Wynns Coonawarra Estate Riesling 2003
Nose: The bouquet is rich and full with varietal Riesling aromas dominating. Lifted grapefruit blossom aromas are complexed by hints of honeysuckle and mandarin. Fresh and enticing.
Palate: Wynns Coonawarra Estate Riesling displays an intensely fruity palate with soft citrus flavours. Good acidity maintains the flavours resulting in a long and lingering finish.
Serving and Cellaring: Ready to drink and enjoy now while young and fresh or may be cellared until 2005 under ideal conditions. Perfectly suited to seafood and salad dishes.
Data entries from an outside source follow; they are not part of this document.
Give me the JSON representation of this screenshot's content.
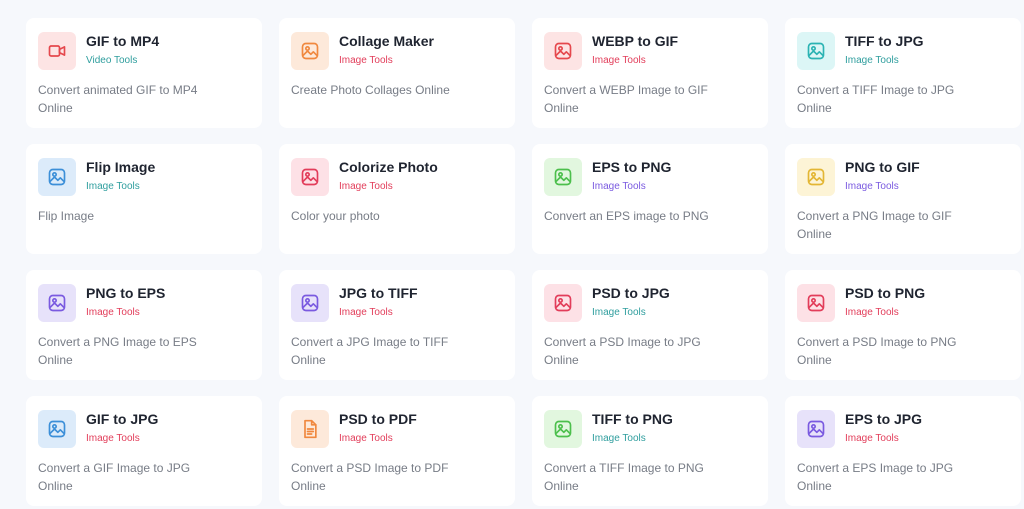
{
  "cards": [
    {
      "title": "GIF to MP4",
      "category": "Video Tools",
      "description": "Convert animated GIF to MP4 Online",
      "icon": "video-camera-icon",
      "icon_bg": "#fde4e4",
      "icon_color": "#e5484d",
      "category_color": "#2f9e9e"
    },
    {
      "title": "Collage Maker",
      "category": "Image Tools",
      "description": "Create Photo Collages Online",
      "icon": "image-icon",
      "icon_bg": "#fde9da",
      "icon_color": "#f0883e",
      "category_color": "#e23d5a"
    },
    {
      "title": "WEBP to GIF",
      "category": "Image Tools",
      "description": "Convert a WEBP Image to GIF Online",
      "icon": "image-icon",
      "icon_bg": "#fde4e4",
      "icon_color": "#e5484d",
      "category_color": "#e23d5a"
    },
    {
      "title": "TIFF to JPG",
      "category": "Image Tools",
      "description": "Convert a TIFF Image to JPG Online",
      "icon": "image-icon",
      "icon_bg": "#dcf6f6",
      "icon_color": "#2bb3b3",
      "category_color": "#2f9e9e"
    },
    {
      "title": "Flip Image",
      "category": "Image Tools",
      "description": "Flip Image",
      "icon": "image-icon",
      "icon_bg": "#dcebfa",
      "icon_color": "#3c8fd8",
      "category_color": "#2f9e9e"
    },
    {
      "title": "Colorize Photo",
      "category": "Image Tools",
      "description": "Color your photo",
      "icon": "image-icon",
      "icon_bg": "#fde1e6",
      "icon_color": "#e23d5a",
      "category_color": "#e23d5a"
    },
    {
      "title": "EPS to PNG",
      "category": "Image Tools",
      "description": "Convert an EPS image to PNG",
      "icon": "image-icon",
      "icon_bg": "#e2f7df",
      "icon_color": "#4cbf4c",
      "category_color": "#7a5ae0"
    },
    {
      "title": "PNG to GIF",
      "category": "Image Tools",
      "description": "Convert a PNG Image to GIF Online",
      "icon": "image-icon",
      "icon_bg": "#fdf4d6",
      "icon_color": "#e3b634",
      "category_color": "#7a5ae0"
    },
    {
      "title": "PNG to EPS",
      "category": "Image Tools",
      "description": "Convert a PNG Image to EPS Online",
      "icon": "image-icon",
      "icon_bg": "#e7e2fa",
      "icon_color": "#7a5ae0",
      "category_color": "#e23d5a"
    },
    {
      "title": "JPG to TIFF",
      "category": "Image Tools",
      "description": "Convert a JPG Image to TIFF Online",
      "icon": "image-icon",
      "icon_bg": "#e7e2fa",
      "icon_color": "#7a5ae0",
      "category_color": "#e23d5a"
    },
    {
      "title": "PSD to JPG",
      "category": "Image Tools",
      "description": "Convert a PSD Image to JPG Online",
      "icon": "image-icon",
      "icon_bg": "#fde1e6",
      "icon_color": "#e23d5a",
      "category_color": "#2f9e9e"
    },
    {
      "title": "PSD to PNG",
      "category": "Image Tools",
      "description": "Convert a PSD Image to PNG Online",
      "icon": "image-icon",
      "icon_bg": "#fde1e6",
      "icon_color": "#e23d5a",
      "category_color": "#e23d5a"
    },
    {
      "title": "GIF to JPG",
      "category": "Image Tools",
      "description": "Convert a GIF Image to JPG Online",
      "icon": "image-icon",
      "icon_bg": "#dcebfa",
      "icon_color": "#3c8fd8",
      "category_color": "#e23d5a"
    },
    {
      "title": "PSD to PDF",
      "category": "Image Tools",
      "description": "Convert a PSD Image to PDF Online",
      "icon": "document-icon",
      "icon_bg": "#fde9da",
      "icon_color": "#f0883e",
      "category_color": "#e23d5a"
    },
    {
      "title": "TIFF to PNG",
      "category": "Image Tools",
      "description": "Convert a TIFF Image to PNG Online",
      "icon": "image-icon",
      "icon_bg": "#e2f7df",
      "icon_color": "#4cbf4c",
      "category_color": "#2f9e9e"
    },
    {
      "title": "EPS to JPG",
      "category": "Image Tools",
      "description": "Convert a EPS Image to JPG Online",
      "icon": "image-icon",
      "icon_bg": "#e7e2fa",
      "icon_color": "#7a5ae0",
      "category_color": "#e23d5a"
    }
  ]
}
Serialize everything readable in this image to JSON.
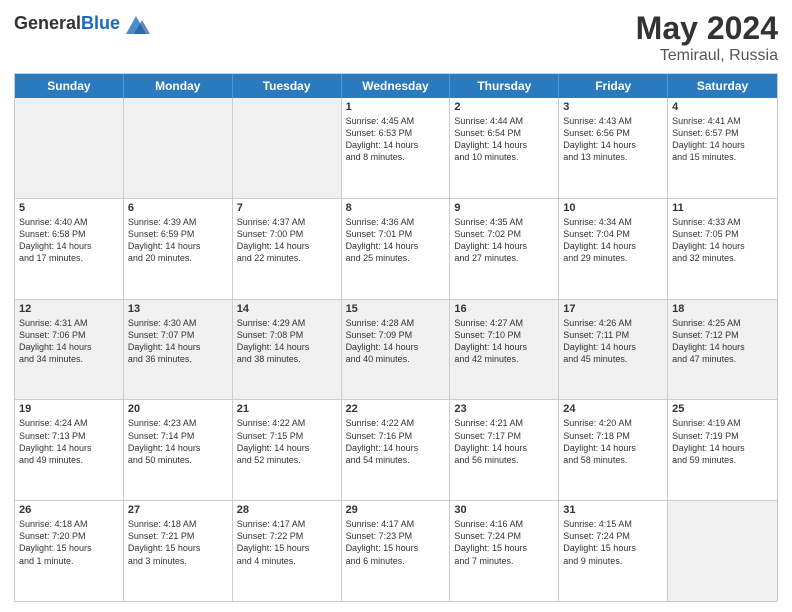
{
  "header": {
    "logo_line1": "General",
    "logo_line2": "Blue",
    "title": "May 2024",
    "location": "Temiraul, Russia"
  },
  "days_of_week": [
    "Sunday",
    "Monday",
    "Tuesday",
    "Wednesday",
    "Thursday",
    "Friday",
    "Saturday"
  ],
  "weeks": [
    [
      {
        "day": "",
        "info": "",
        "shaded": true
      },
      {
        "day": "",
        "info": "",
        "shaded": true
      },
      {
        "day": "",
        "info": "",
        "shaded": true
      },
      {
        "day": "1",
        "info": "Sunrise: 4:45 AM\nSunset: 6:53 PM\nDaylight: 14 hours\nand 8 minutes.",
        "shaded": false
      },
      {
        "day": "2",
        "info": "Sunrise: 4:44 AM\nSunset: 6:54 PM\nDaylight: 14 hours\nand 10 minutes.",
        "shaded": false
      },
      {
        "day": "3",
        "info": "Sunrise: 4:43 AM\nSunset: 6:56 PM\nDaylight: 14 hours\nand 13 minutes.",
        "shaded": false
      },
      {
        "day": "4",
        "info": "Sunrise: 4:41 AM\nSunset: 6:57 PM\nDaylight: 14 hours\nand 15 minutes.",
        "shaded": false
      }
    ],
    [
      {
        "day": "5",
        "info": "Sunrise: 4:40 AM\nSunset: 6:58 PM\nDaylight: 14 hours\nand 17 minutes.",
        "shaded": false
      },
      {
        "day": "6",
        "info": "Sunrise: 4:39 AM\nSunset: 6:59 PM\nDaylight: 14 hours\nand 20 minutes.",
        "shaded": false
      },
      {
        "day": "7",
        "info": "Sunrise: 4:37 AM\nSunset: 7:00 PM\nDaylight: 14 hours\nand 22 minutes.",
        "shaded": false
      },
      {
        "day": "8",
        "info": "Sunrise: 4:36 AM\nSunset: 7:01 PM\nDaylight: 14 hours\nand 25 minutes.",
        "shaded": false
      },
      {
        "day": "9",
        "info": "Sunrise: 4:35 AM\nSunset: 7:02 PM\nDaylight: 14 hours\nand 27 minutes.",
        "shaded": false
      },
      {
        "day": "10",
        "info": "Sunrise: 4:34 AM\nSunset: 7:04 PM\nDaylight: 14 hours\nand 29 minutes.",
        "shaded": false
      },
      {
        "day": "11",
        "info": "Sunrise: 4:33 AM\nSunset: 7:05 PM\nDaylight: 14 hours\nand 32 minutes.",
        "shaded": false
      }
    ],
    [
      {
        "day": "12",
        "info": "Sunrise: 4:31 AM\nSunset: 7:06 PM\nDaylight: 14 hours\nand 34 minutes.",
        "shaded": true
      },
      {
        "day": "13",
        "info": "Sunrise: 4:30 AM\nSunset: 7:07 PM\nDaylight: 14 hours\nand 36 minutes.",
        "shaded": true
      },
      {
        "day": "14",
        "info": "Sunrise: 4:29 AM\nSunset: 7:08 PM\nDaylight: 14 hours\nand 38 minutes.",
        "shaded": true
      },
      {
        "day": "15",
        "info": "Sunrise: 4:28 AM\nSunset: 7:09 PM\nDaylight: 14 hours\nand 40 minutes.",
        "shaded": true
      },
      {
        "day": "16",
        "info": "Sunrise: 4:27 AM\nSunset: 7:10 PM\nDaylight: 14 hours\nand 42 minutes.",
        "shaded": true
      },
      {
        "day": "17",
        "info": "Sunrise: 4:26 AM\nSunset: 7:11 PM\nDaylight: 14 hours\nand 45 minutes.",
        "shaded": true
      },
      {
        "day": "18",
        "info": "Sunrise: 4:25 AM\nSunset: 7:12 PM\nDaylight: 14 hours\nand 47 minutes.",
        "shaded": true
      }
    ],
    [
      {
        "day": "19",
        "info": "Sunrise: 4:24 AM\nSunset: 7:13 PM\nDaylight: 14 hours\nand 49 minutes.",
        "shaded": false
      },
      {
        "day": "20",
        "info": "Sunrise: 4:23 AM\nSunset: 7:14 PM\nDaylight: 14 hours\nand 50 minutes.",
        "shaded": false
      },
      {
        "day": "21",
        "info": "Sunrise: 4:22 AM\nSunset: 7:15 PM\nDaylight: 14 hours\nand 52 minutes.",
        "shaded": false
      },
      {
        "day": "22",
        "info": "Sunrise: 4:22 AM\nSunset: 7:16 PM\nDaylight: 14 hours\nand 54 minutes.",
        "shaded": false
      },
      {
        "day": "23",
        "info": "Sunrise: 4:21 AM\nSunset: 7:17 PM\nDaylight: 14 hours\nand 56 minutes.",
        "shaded": false
      },
      {
        "day": "24",
        "info": "Sunrise: 4:20 AM\nSunset: 7:18 PM\nDaylight: 14 hours\nand 58 minutes.",
        "shaded": false
      },
      {
        "day": "25",
        "info": "Sunrise: 4:19 AM\nSunset: 7:19 PM\nDaylight: 14 hours\nand 59 minutes.",
        "shaded": false
      }
    ],
    [
      {
        "day": "26",
        "info": "Sunrise: 4:18 AM\nSunset: 7:20 PM\nDaylight: 15 hours\nand 1 minute.",
        "shaded": false
      },
      {
        "day": "27",
        "info": "Sunrise: 4:18 AM\nSunset: 7:21 PM\nDaylight: 15 hours\nand 3 minutes.",
        "shaded": false
      },
      {
        "day": "28",
        "info": "Sunrise: 4:17 AM\nSunset: 7:22 PM\nDaylight: 15 hours\nand 4 minutes.",
        "shaded": false
      },
      {
        "day": "29",
        "info": "Sunrise: 4:17 AM\nSunset: 7:23 PM\nDaylight: 15 hours\nand 6 minutes.",
        "shaded": false
      },
      {
        "day": "30",
        "info": "Sunrise: 4:16 AM\nSunset: 7:24 PM\nDaylight: 15 hours\nand 7 minutes.",
        "shaded": false
      },
      {
        "day": "31",
        "info": "Sunrise: 4:15 AM\nSunset: 7:24 PM\nDaylight: 15 hours\nand 9 minutes.",
        "shaded": false
      },
      {
        "day": "",
        "info": "",
        "shaded": true
      }
    ]
  ]
}
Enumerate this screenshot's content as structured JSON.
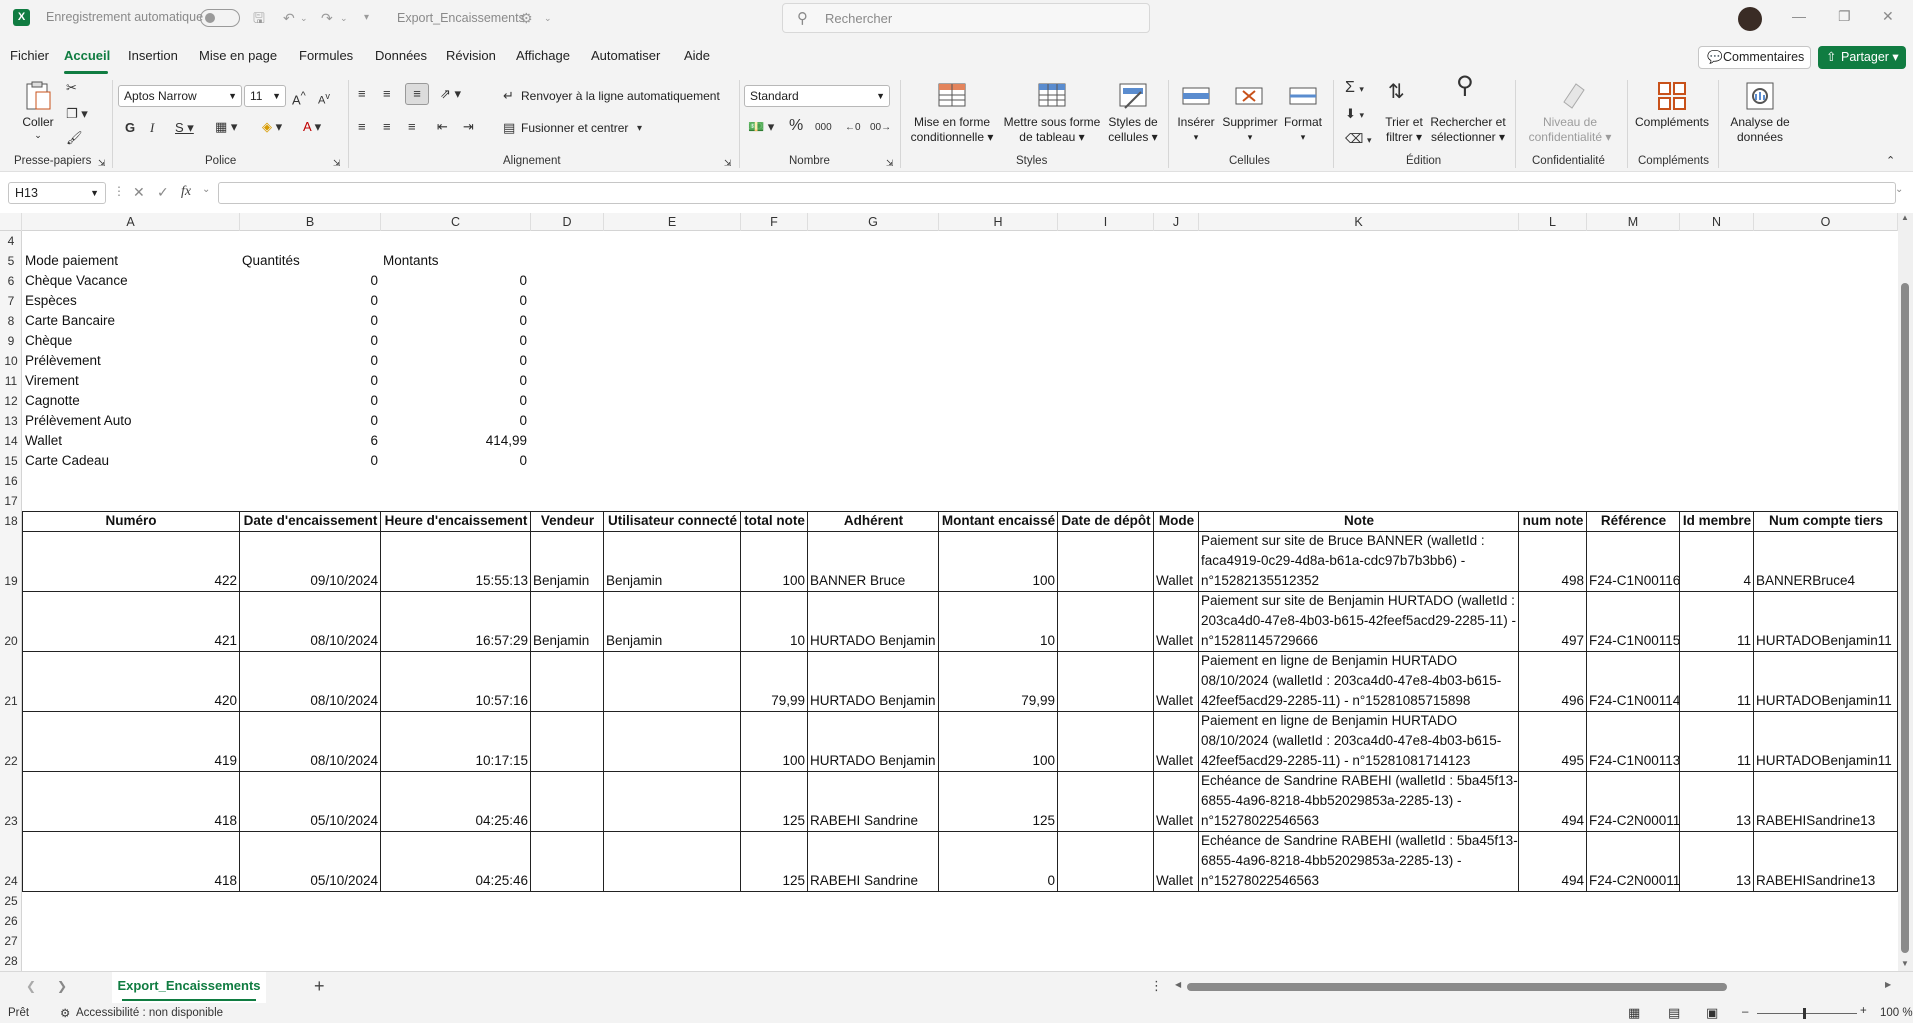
{
  "titlebar": {
    "autosave_label": "Enregistrement automatique",
    "filename": "Export_Encaissements",
    "search_placeholder": "Rechercher"
  },
  "menu": {
    "items": [
      "Fichier",
      "Accueil",
      "Insertion",
      "Mise en page",
      "Formules",
      "Données",
      "Révision",
      "Affichage",
      "Automatiser",
      "Aide"
    ],
    "active": "Accueil",
    "comments": "Commentaires",
    "share": "Partager"
  },
  "ribbon": {
    "clipboard": {
      "paste": "Coller",
      "group": "Presse-papiers"
    },
    "font": {
      "name": "Aptos Narrow",
      "size": "11",
      "group": "Police"
    },
    "alignment": {
      "wrap": "Renvoyer à la ligne automatiquement",
      "merge": "Fusionner et centrer",
      "group": "Alignement"
    },
    "number": {
      "format": "Standard",
      "group": "Nombre"
    },
    "styles": {
      "conditional": [
        "Mise en forme",
        "conditionnelle"
      ],
      "table": [
        "Mettre sous forme",
        "de tableau"
      ],
      "cell": [
        "Styles de",
        "cellules"
      ],
      "group": "Styles"
    },
    "cells": {
      "insert": "Insérer",
      "delete": "Supprimer",
      "format": "Format",
      "group": "Cellules"
    },
    "editing": {
      "sort": [
        "Trier et",
        "filtrer"
      ],
      "find": [
        "Rechercher et",
        "sélectionner"
      ],
      "group": "Édition"
    },
    "privacy": {
      "level": [
        "Niveau de",
        "confidentialité"
      ],
      "group": "Confidentialité"
    },
    "addins": {
      "label": "Compléments",
      "group": "Compléments"
    },
    "analysis": {
      "label": [
        "Analyse de",
        "données"
      ]
    }
  },
  "formula_bar": {
    "namebox": "H13",
    "formula": ""
  },
  "columns": [
    "A",
    "B",
    "C",
    "D",
    "E",
    "F",
    "G",
    "H",
    "I",
    "J",
    "K",
    "L",
    "M",
    "N",
    "O"
  ],
  "row_numbers": [
    "4",
    "5",
    "6",
    "7",
    "8",
    "9",
    "10",
    "11",
    "12",
    "13",
    "14",
    "15",
    "16",
    "17",
    "18",
    "19",
    "20",
    "21",
    "22",
    "23",
    "24",
    "25",
    "26",
    "27",
    "28"
  ],
  "summary": {
    "headers": [
      "Mode paiement",
      "Quantités",
      "Montants"
    ],
    "rows": [
      [
        "Chèque Vacance",
        "0",
        "0"
      ],
      [
        "Espèces",
        "0",
        "0"
      ],
      [
        "Carte Bancaire",
        "0",
        "0"
      ],
      [
        "Chèque",
        "0",
        "0"
      ],
      [
        "Prélèvement",
        "0",
        "0"
      ],
      [
        "Virement",
        "0",
        "0"
      ],
      [
        "Cagnotte",
        "0",
        "0"
      ],
      [
        "Prélèvement Auto",
        "0",
        "0"
      ],
      [
        "Wallet",
        "6",
        "414,99"
      ],
      [
        "Carte Cadeau",
        "0",
        "0"
      ]
    ]
  },
  "table": {
    "headers": [
      "Numéro",
      "Date d'encaissement",
      "Heure d'encaissement",
      "Vendeur",
      "Utilisateur connecté",
      "total note",
      "Adhérent",
      "Montant encaissé",
      "Date de dépôt",
      "Mode",
      "Note",
      "num note",
      "Référence",
      "Id membre",
      "Num compte tiers"
    ],
    "rows": [
      {
        "cells": [
          "422",
          "09/10/2024",
          "15:55:13",
          "Benjamin",
          "Benjamin",
          "100",
          "BANNER Bruce",
          "100",
          "",
          "Wallet",
          "",
          "498",
          "F24-C1N00116",
          "4",
          "BANNERBruce4"
        ],
        "note": [
          "Paiement sur site de Bruce BANNER (walletId :",
          "faca4919-0c29-4d8a-b61a-cdc97b7b3bb6) -",
          "n°15282135512352"
        ]
      },
      {
        "cells": [
          "421",
          "08/10/2024",
          "16:57:29",
          "Benjamin",
          "Benjamin",
          "10",
          "HURTADO Benjamin",
          "10",
          "",
          "Wallet",
          "",
          "497",
          "F24-C1N00115",
          "11",
          "HURTADOBenjamin11"
        ],
        "note": [
          "Paiement sur site de Benjamin HURTADO (walletId :",
          "203ca4d0-47e8-4b03-b615-42feef5acd29-2285-11) -",
          "n°15281145729666"
        ]
      },
      {
        "cells": [
          "420",
          "08/10/2024",
          "10:57:16",
          "",
          "",
          "79,99",
          "HURTADO Benjamin",
          "79,99",
          "",
          "Wallet",
          "",
          "496",
          "F24-C1N00114",
          "11",
          "HURTADOBenjamin11"
        ],
        "note": [
          "Paiement en ligne de Benjamin HURTADO",
          "08/10/2024 (walletId : 203ca4d0-47e8-4b03-b615-",
          "42feef5acd29-2285-11) - n°15281085715898"
        ]
      },
      {
        "cells": [
          "419",
          "08/10/2024",
          "10:17:15",
          "",
          "",
          "100",
          "HURTADO Benjamin",
          "100",
          "",
          "Wallet",
          "",
          "495",
          "F24-C1N00113",
          "11",
          "HURTADOBenjamin11"
        ],
        "note": [
          "Paiement en ligne de Benjamin HURTADO",
          "08/10/2024 (walletId : 203ca4d0-47e8-4b03-b615-",
          "42feef5acd29-2285-11) - n°15281081714123"
        ]
      },
      {
        "cells": [
          "418",
          "05/10/2024",
          "04:25:46",
          "",
          "",
          "125",
          "RABEHI Sandrine",
          "125",
          "",
          "Wallet",
          "",
          "494",
          "F24-C2N00011",
          "13",
          "RABEHISandrine13"
        ],
        "note": [
          "Echéance de Sandrine RABEHI (walletId : 5ba45f13-",
          "6855-4a96-8218-4bb52029853a-2285-13) -",
          "n°15278022546563"
        ]
      },
      {
        "cells": [
          "418",
          "05/10/2024",
          "04:25:46",
          "",
          "",
          "125",
          "RABEHI Sandrine",
          "0",
          "",
          "Wallet",
          "",
          "494",
          "F24-C2N00011",
          "13",
          "RABEHISandrine13"
        ],
        "note": [
          "Echéance de Sandrine RABEHI (walletId : 5ba45f13-",
          "6855-4a96-8218-4bb52029853a-2285-13) -",
          "n°15278022546563"
        ]
      }
    ]
  },
  "sheet_tab": "Export_Encaissements",
  "status": {
    "ready": "Prêt",
    "accessibility": "Accessibilité : non disponible",
    "zoom": "100 %"
  },
  "colors": {
    "accent": "#107c41"
  }
}
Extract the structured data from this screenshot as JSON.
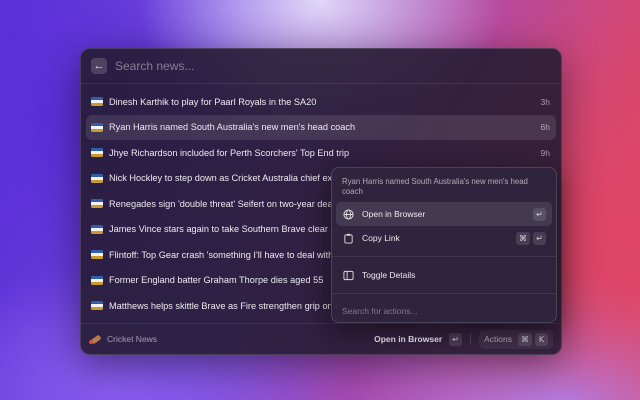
{
  "search": {
    "placeholder": "Search news...",
    "value": ""
  },
  "icons": {
    "back": "arrow-left-icon",
    "globe": "globe-icon",
    "clipboard": "clipboard-icon",
    "sidebar": "sidebar-icon"
  },
  "news": [
    {
      "title": "Dinesh Karthik to play for Paarl Royals in the SA20",
      "time": "3h"
    },
    {
      "title": "Ryan Harris named South Australia's new men's head coach",
      "time": "6h",
      "selected": true
    },
    {
      "title": "Jhye Richardson included for Perth Scorchers' Top End trip",
      "time": "9h"
    },
    {
      "title": "Nick Hockley to step down as Cricket Australia chief exe",
      "time": ""
    },
    {
      "title": "Renegades sign 'double threat' Seifert on two-year deal",
      "time": ""
    },
    {
      "title": "James Vince stars again to take Southern Brave clear at",
      "time": ""
    },
    {
      "title": "Flintoff: Top Gear crash 'something I'll have to deal with",
      "time": ""
    },
    {
      "title": "Former England batter Graham Thorpe dies aged 55",
      "time": ""
    },
    {
      "title": "Matthews helps skittle Brave as Fire strengthen grip on t",
      "time": ""
    }
  ],
  "footer": {
    "extension_name": "Cricket News",
    "primary_action": "Open in Browser",
    "primary_key": "↵",
    "actions_label": "Actions",
    "actions_keys": [
      "⌘",
      "K"
    ]
  },
  "popup": {
    "title": "Ryan Harris named South Australia's new men's head coach",
    "items": [
      {
        "label": "Open in Browser",
        "keys": [
          "↵"
        ]
      },
      {
        "label": "Copy Link",
        "keys": [
          "⌘",
          "↵"
        ]
      },
      {
        "label": "Toggle Details",
        "keys": []
      }
    ],
    "search_placeholder": "Search for actions..."
  },
  "colors": {
    "favicon_blue": "#2e5fa8",
    "favicon_gold": "#c79a2e"
  }
}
Winemaker Sue Hodder grew up in the "red center" – Australia's outback. The red soil of Coonawarra is now her home. After graduating from Roseworthy Agricultural College in 1984, Sue started in the viticultural side of the wine industry as a Grower Liaison Officer. Making detailed assessments of vines through the year, tasting and analyzing maturing fruit and following up on the resulting wines gave Sue an appreciation of the importance of the vineyard in quality wine production. Sue then made what she considers to be a logical step into winemaking. She started at Wynns Coonawarra Estate in 1993, fell in love with the winemaking region and has remained. In 1998, she became Chief Winemaker.
Distinguished by a thin, subterranean band of crumbled, red clay loam, Coonawarra is a fairly flat, otherwise unobtrusive region with a cool Mediterranean climate, actually not dissimilar to Bordeaux.
In Coonawarra, this unique layer of red clay is called, "terra rossa" and gets its color from iron oxide. The terra rossa soil overlies soft, penetrable limestone, in a continuous area that is part of the Limestone Coast zone of South Australia. This uncommon layering of soils creates a substrate that is both well draining and at the same time, offers good water retention to support vine roots through dry summers.
Not surprisingly, Coonawara experiences great success with the Bordeaux varieties, namely Cabernet Sauvignon and Merlot, but also Shiraz. However Cabernet reigns superior and accounts for half of the Coonawarra harvest each year. Coonawarra Cabernet Sauvignon develops powerful, yet polished tannins, ripe, red berry fruit and often sweet herb or dried mint qualities. The region has an increased focus on the individual expressions of single vineyards.
A regal variety of incredible purity and precision, Riesling possesses a remarkable ability to reflect the character of wherever it is grown while still maintaining easily identifiable typicity. This versatile grape can be just as enjoyable dry or sweet, young or old, still or sparkling and can age longer than nearly any other white variety. Riesling is best known in Germany and Alsace, and is also of great importance in Austria. The variety has also been particularly successful in Australia’s Clare and Eden Valleys, New Zealand, Washington, cooler regions of California, and the Finger Lakes region of New York.
In the Glass
Riesling typically produces wine with relatively low alcohol, high acidity, steely minerality and stone fruit, spice, citrus and floral notes. At its ripest, it leans towards juicy peach, nectarine and pineapple, while cooler climes produce Rieslings redolent of meyer lemon, lime and green apple. With age, Riesling can become truly revelatory, developing unique, complex aromatics, often with a hint of petrol.
Riesling is quite versatile, enjoying the company of sweet-fleshed fish like sole, most Asian food, especially Thai and Vietnamese (bottlings with some residual sugar and low alcohol are the perfect companions for dishes with substantial spice) and freshly shucked oysters. Sweeter styles work well with fruit-based desserts.
It can be difficult to discern the level of sweetness in a Riesling, and German labeling laws do not make things any easier. Look for the world “trocken” to indicate a dry wine, or “halbtrocken” or “feinherb” for off-dry. Some producers will include a helpful sweetness scale on the back label—happily, a growing trend.